I've been wondering how other users of KNIME Server deal with this:
When I want to automate a workflow that includes database access, I need to set a user name and a password within nodes like "Database Reader" in order to access the DB and execute queries.
Should I keep the credentials of whoever created the workflow? Should I replace them with my own? Should I create a separate "technical" user in the database only for the purpose of running automated workflows? What's best practice in this situation? How do you deal with it?
If you want every user to use their own credentials while still being able to run the workflow automatically, you can use Workflow Credentials.
First, open the workflow in your local client. Right-click the workflow in the KNIME Explorer and click "Workflow Credentials". There, you can add a new set of credentials. Use a name like "db_credentials" and leave the fields for username and password empty.
Next, go to your workflow and open the configuration of the Database Reader. Instead of entering your credentials, select "Workflow Credentials" and select the variable you just created. Save and upload to Server.
If you execute the workflow now, you will be asked to provide credentials which are then used in the workflow.
Hope that helps!
Hey Roland, thanks for the response. I've briefly checked out Workflow Credentials but not used them yet. They seem useful in many cases.
But what about scheduled workflows, e.g. a forecast that is supposed to run every morning automatically? I can put my personal credentials into the workflow, but that ties it to my personal account, which doesn't seem right. On the other hand, creating a "technical"user will use up one license and if you use LDAP auth, you'd have to create the user there.
I'm just wondering how other people handle this issue in scheduled workflows.
Did you manage to resolve this issue?
We are more or less in the same situation: scheduled jobs, LDAP users and a generic user for database accesses…
unfortunately not, but I haven’t spent too much time on this problem. We placed scheduled workflows in a special folder where only the KNIME admins have access. I have the feeling that workflow credentials are not very handy and I’m still curious if there is a better way. If you figure something out, let me know.
At this point (as of KNIME Server 4.9.2), credentials should be passed via Workflow Credentials. To set this up, you need to add a set of credentials to the workflow -> right-click workflow in local repository -> Workflow Credentials. No need to save a password. In the WF, you set the DB Connector node to use those credentials. Then upload to KNIME Server. Once you run the job, either ad-hoc or on schedule, there will be a prompt asking for the credentials. Of course, the credentials you enter there can be for your generic user as well.
We’ll make this fair bit easier with the release of KNIME Server 4.10, scheduled for December release. There, we add an additional “Configuration” tab to the execution dialog, which grants you access to all configuration nodes in a workflow. All you’d need to do then is add a Credentials Configuration node to your WF, connected to the DB Connector via flow variable.
Hope that helps!
Edit: I need to add that the solution I mentioned for 4.9.2 will only work for EJB mountpoints. It will not work for REST mountpoints.

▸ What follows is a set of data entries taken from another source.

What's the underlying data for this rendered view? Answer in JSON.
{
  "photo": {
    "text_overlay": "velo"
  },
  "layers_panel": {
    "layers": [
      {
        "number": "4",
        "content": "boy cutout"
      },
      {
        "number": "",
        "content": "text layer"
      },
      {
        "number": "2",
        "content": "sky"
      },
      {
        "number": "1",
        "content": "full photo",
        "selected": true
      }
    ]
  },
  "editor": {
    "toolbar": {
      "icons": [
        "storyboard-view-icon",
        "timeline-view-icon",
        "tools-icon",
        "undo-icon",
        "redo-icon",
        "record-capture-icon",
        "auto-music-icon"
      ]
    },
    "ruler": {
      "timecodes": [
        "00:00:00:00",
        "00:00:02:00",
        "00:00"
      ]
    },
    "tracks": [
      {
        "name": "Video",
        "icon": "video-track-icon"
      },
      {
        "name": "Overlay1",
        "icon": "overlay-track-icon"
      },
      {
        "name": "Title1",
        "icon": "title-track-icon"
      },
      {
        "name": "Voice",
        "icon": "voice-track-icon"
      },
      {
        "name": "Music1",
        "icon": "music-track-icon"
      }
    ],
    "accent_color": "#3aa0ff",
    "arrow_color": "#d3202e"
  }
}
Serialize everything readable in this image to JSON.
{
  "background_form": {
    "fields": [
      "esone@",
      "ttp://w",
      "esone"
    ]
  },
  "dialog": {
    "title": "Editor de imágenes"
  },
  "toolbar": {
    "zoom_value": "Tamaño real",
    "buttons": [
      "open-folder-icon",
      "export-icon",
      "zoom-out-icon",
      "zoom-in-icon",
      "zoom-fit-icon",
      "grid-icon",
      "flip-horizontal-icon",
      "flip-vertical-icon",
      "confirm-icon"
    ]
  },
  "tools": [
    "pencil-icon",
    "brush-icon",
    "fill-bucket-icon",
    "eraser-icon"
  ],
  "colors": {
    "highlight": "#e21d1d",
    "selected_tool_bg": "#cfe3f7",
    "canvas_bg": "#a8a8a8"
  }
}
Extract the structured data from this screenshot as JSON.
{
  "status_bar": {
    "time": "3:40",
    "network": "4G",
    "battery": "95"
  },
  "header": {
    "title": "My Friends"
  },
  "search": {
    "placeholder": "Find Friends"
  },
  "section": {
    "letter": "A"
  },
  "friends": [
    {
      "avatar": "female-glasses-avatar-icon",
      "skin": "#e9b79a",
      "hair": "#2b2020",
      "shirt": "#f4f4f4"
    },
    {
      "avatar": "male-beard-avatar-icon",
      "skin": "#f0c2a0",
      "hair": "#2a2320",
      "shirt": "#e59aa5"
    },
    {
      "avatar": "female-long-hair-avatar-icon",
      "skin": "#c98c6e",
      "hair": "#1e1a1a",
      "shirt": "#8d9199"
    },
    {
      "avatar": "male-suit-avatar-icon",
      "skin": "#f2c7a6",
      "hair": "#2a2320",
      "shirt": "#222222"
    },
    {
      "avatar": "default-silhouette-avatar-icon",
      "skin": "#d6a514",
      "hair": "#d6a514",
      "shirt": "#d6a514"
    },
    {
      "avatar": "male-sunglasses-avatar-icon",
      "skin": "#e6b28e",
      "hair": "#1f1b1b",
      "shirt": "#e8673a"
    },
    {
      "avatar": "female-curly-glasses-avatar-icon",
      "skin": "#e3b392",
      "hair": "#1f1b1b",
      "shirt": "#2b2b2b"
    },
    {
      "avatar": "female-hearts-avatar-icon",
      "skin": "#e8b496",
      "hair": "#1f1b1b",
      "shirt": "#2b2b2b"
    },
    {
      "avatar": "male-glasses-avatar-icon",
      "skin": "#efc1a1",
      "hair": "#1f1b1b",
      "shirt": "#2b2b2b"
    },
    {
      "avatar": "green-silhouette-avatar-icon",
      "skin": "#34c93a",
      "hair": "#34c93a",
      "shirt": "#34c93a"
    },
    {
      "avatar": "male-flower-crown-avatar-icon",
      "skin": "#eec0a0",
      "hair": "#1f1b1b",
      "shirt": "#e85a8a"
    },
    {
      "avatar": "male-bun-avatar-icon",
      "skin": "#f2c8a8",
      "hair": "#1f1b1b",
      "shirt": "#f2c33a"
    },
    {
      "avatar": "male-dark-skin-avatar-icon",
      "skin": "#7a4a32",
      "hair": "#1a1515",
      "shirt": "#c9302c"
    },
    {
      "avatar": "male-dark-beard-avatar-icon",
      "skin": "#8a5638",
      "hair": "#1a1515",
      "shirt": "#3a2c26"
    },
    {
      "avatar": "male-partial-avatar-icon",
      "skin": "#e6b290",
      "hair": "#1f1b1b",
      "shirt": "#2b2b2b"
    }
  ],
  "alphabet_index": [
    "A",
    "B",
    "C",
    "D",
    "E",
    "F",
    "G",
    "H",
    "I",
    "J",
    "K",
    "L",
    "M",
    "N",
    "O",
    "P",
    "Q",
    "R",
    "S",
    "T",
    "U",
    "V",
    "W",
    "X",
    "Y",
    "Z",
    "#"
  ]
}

Is there a way to use the Credentials Configuration node to control all workflows that need to use those credentials? For example, if I have many workflows that use the same database connection can I change the credentials in one place and have all workflows use the changed credentials? Currently, I have to go into each workflow separately every time my password changes…
For this you should use a shared component, which you can then drag into as many workflows as needed. If you change something to the template, updates can be retrieved automatically by the workflows during runtime. See here for more info: https://docs.knime.com/2019-06/analytics_platform_metanode_guide/index.html
Generally speaking from a security and reliability standpoint, automation should use a “service account” that is not associated with one specific person. This allows for separate controls/polices/etc. for user accounts and system accounts.
One benefit is, say your organization forces user password changes every 60 days. They may have a different policy for service accounts that never forces them to change (not the best idea). Or maybe at a less frequent interval like once every 6 months or once a year. This keeps people from having to update a bunch of different places each time they change their own password. There are also products that can manage service accounts, their passwords and automatically update the systems using those credentials when the password is changed.
Another scenario is when a person leaves an organization and their accounts are terminated, the automation they created does not start to fail due to it using that person’s credentials which are now disabled/deleted.
Using different credentials also protects the person. With SSO being more and more prevalent, what if somebody else was able to obtain your clear-text credentials (could be in a log file)? Now they can potentially access the HR system, the email system, or other systems where you have trusted access, all as you.